╔══

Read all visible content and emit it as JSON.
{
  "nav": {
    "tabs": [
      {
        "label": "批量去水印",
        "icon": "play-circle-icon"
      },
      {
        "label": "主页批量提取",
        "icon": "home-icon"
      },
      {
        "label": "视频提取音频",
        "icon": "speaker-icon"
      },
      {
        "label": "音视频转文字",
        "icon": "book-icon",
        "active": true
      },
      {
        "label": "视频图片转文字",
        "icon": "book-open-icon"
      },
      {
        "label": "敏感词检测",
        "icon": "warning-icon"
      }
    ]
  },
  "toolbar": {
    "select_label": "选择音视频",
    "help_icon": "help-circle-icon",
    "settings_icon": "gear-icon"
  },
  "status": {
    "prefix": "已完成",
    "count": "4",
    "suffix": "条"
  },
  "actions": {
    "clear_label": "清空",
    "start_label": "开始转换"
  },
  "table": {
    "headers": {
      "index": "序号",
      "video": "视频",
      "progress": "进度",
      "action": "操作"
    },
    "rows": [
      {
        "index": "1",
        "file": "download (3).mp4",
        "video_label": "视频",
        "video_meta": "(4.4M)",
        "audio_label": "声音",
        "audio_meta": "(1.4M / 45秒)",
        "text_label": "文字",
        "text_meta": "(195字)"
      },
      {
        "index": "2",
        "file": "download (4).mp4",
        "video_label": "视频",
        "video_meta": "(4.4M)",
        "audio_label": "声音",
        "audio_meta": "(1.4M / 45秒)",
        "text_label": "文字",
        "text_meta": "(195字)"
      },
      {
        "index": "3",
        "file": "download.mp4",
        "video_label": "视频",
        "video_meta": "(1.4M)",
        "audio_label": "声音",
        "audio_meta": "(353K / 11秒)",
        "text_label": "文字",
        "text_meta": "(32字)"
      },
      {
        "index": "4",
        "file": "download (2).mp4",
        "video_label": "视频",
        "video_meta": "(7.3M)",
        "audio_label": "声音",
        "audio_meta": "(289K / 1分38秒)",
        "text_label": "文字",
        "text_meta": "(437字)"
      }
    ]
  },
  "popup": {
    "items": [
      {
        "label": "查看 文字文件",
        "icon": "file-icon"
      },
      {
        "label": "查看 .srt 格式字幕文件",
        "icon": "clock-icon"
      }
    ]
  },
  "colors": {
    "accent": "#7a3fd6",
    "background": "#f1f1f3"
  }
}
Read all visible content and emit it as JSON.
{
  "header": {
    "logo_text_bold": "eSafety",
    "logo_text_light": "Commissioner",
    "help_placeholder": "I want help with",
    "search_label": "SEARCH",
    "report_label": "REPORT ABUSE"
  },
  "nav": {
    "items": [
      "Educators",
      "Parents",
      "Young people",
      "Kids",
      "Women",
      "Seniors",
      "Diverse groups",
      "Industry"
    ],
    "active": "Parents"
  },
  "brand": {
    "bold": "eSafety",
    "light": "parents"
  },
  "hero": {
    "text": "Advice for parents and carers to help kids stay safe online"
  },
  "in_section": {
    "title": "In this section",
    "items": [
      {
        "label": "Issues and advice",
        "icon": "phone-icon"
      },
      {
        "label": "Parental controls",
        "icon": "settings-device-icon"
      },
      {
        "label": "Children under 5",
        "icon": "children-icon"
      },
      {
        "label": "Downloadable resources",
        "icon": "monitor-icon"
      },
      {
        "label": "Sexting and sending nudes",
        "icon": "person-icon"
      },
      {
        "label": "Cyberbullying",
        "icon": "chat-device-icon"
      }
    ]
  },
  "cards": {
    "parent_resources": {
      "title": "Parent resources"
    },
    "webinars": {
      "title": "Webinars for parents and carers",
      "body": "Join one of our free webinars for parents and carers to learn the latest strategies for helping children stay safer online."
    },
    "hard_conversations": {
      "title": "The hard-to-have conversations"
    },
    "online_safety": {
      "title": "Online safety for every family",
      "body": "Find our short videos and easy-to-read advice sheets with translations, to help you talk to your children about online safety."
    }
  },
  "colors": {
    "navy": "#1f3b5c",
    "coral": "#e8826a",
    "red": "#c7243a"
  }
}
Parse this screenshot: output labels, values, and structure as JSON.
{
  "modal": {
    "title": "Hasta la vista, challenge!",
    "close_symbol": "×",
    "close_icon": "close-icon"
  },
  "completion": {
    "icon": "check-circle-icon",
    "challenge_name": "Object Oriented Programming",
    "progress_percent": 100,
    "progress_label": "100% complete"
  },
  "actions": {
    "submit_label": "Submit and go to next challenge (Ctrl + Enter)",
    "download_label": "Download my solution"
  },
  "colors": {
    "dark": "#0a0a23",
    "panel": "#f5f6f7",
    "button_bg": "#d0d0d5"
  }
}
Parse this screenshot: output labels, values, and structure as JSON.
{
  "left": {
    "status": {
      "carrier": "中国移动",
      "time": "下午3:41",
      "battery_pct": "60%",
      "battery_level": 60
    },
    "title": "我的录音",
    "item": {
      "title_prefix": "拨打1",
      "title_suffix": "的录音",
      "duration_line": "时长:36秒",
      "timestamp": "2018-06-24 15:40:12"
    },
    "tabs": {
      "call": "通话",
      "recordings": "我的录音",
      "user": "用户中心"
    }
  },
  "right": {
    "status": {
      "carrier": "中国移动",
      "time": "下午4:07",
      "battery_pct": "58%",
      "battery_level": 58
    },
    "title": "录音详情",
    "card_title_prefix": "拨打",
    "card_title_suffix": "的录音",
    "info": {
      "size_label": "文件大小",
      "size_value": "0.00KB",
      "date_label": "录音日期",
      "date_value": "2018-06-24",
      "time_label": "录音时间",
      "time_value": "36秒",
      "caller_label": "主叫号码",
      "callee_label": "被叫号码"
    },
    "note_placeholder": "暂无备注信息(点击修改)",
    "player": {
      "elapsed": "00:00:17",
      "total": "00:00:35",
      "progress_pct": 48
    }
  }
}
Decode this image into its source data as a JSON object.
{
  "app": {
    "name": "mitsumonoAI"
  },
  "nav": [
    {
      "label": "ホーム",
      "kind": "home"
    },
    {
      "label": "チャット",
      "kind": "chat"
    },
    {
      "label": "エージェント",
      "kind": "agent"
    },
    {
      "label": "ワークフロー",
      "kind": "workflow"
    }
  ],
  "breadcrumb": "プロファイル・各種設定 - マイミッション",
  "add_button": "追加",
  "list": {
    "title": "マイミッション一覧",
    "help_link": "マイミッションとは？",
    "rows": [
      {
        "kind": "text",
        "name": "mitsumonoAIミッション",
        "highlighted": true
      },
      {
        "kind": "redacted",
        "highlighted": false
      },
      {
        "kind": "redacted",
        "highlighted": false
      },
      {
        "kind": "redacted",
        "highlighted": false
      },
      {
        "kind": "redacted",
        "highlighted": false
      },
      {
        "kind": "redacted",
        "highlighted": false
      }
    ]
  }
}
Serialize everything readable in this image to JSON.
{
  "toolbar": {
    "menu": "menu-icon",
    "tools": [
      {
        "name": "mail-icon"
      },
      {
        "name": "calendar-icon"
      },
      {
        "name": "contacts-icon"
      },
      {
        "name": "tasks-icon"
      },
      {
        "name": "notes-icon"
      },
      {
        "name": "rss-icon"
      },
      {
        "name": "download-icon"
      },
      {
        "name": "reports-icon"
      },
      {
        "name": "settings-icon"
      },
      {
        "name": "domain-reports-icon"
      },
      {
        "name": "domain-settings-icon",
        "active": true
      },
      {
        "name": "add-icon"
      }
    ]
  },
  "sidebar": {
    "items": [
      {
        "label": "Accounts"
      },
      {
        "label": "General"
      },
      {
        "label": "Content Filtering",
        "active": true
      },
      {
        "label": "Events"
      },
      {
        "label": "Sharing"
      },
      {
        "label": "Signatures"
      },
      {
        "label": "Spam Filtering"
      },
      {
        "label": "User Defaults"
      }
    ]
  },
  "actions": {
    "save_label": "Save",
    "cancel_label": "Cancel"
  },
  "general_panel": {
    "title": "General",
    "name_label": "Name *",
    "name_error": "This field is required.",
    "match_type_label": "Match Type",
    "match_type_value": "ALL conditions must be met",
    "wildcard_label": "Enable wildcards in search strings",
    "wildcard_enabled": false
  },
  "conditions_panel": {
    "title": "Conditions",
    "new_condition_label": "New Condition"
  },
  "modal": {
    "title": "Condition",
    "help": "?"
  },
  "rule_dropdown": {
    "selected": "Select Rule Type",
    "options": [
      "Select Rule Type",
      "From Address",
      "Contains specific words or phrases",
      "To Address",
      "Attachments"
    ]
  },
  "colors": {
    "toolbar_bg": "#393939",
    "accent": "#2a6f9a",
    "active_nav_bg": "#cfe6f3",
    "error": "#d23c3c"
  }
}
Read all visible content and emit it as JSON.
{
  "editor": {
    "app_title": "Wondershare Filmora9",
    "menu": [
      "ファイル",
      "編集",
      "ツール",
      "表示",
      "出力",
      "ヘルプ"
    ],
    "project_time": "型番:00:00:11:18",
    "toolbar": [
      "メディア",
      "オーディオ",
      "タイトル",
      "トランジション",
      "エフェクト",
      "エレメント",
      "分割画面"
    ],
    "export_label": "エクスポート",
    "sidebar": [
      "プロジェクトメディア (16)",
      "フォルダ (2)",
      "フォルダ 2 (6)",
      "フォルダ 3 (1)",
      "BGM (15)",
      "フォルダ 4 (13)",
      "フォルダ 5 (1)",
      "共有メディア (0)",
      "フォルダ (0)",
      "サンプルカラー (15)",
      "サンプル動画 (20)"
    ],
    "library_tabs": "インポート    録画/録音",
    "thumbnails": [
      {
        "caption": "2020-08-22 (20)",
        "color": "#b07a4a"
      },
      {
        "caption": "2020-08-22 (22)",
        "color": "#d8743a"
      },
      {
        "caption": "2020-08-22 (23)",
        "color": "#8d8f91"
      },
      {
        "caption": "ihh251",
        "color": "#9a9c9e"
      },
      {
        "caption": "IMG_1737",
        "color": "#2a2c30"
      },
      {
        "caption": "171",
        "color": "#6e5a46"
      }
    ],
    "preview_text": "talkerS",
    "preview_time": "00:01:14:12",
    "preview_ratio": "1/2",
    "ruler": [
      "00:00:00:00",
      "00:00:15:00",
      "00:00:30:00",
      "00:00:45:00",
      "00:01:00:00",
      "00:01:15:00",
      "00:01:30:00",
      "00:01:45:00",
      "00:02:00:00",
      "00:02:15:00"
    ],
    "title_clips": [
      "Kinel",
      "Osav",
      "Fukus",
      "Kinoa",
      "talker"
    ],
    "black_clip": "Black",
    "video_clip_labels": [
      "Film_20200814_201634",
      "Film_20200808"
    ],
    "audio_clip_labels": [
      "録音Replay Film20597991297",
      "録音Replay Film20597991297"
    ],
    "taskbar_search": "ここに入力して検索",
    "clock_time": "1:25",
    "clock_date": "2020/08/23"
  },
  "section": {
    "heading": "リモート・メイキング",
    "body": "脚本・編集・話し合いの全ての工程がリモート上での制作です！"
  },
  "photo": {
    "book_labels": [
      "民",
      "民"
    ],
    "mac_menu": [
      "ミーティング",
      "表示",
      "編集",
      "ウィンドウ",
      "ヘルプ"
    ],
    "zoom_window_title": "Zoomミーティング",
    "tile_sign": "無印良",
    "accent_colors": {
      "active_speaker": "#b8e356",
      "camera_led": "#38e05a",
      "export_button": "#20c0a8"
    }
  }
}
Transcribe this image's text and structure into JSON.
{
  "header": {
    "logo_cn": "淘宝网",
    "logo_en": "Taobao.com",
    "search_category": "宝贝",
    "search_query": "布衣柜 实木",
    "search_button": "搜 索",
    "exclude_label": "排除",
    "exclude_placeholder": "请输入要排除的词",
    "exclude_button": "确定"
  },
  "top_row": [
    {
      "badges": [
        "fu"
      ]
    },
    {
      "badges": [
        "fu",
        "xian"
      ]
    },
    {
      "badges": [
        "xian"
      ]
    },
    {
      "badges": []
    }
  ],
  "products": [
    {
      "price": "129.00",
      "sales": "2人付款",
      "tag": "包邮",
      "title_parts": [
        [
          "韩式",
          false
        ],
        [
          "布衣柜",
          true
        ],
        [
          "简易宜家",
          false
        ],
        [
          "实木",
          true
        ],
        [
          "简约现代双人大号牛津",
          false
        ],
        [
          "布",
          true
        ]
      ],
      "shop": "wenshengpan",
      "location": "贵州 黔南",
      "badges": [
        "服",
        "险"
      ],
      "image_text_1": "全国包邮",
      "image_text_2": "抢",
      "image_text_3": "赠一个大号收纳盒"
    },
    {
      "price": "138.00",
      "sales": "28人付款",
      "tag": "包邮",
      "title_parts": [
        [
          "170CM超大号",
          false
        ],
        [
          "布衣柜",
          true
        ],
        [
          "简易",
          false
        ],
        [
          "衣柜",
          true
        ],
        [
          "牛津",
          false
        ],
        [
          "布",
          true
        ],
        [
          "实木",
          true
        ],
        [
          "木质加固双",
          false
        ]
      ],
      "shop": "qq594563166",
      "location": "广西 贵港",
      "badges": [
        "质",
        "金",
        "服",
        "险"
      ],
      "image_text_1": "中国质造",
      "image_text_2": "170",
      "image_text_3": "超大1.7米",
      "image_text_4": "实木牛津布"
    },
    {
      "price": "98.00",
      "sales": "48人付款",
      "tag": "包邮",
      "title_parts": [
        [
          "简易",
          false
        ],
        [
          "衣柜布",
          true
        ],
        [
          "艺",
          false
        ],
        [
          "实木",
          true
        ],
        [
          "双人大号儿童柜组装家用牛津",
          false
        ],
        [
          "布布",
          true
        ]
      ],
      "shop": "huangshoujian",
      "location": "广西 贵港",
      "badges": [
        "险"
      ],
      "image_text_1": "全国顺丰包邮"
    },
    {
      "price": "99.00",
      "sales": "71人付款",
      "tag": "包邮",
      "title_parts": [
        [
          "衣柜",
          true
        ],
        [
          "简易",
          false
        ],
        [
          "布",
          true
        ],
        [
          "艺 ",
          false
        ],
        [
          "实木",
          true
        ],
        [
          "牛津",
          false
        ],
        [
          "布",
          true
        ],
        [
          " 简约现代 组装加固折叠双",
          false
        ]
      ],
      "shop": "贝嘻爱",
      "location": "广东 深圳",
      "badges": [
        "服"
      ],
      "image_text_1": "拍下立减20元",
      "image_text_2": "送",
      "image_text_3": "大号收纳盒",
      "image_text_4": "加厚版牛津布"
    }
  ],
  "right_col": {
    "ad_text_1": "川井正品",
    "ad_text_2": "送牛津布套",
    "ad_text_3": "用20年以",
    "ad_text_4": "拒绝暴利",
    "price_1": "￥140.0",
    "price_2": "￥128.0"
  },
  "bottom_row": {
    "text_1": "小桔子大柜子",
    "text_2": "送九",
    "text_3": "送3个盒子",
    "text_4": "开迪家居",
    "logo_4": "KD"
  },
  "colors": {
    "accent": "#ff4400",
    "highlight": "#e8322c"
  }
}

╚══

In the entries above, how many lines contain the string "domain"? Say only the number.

== Your response ==
2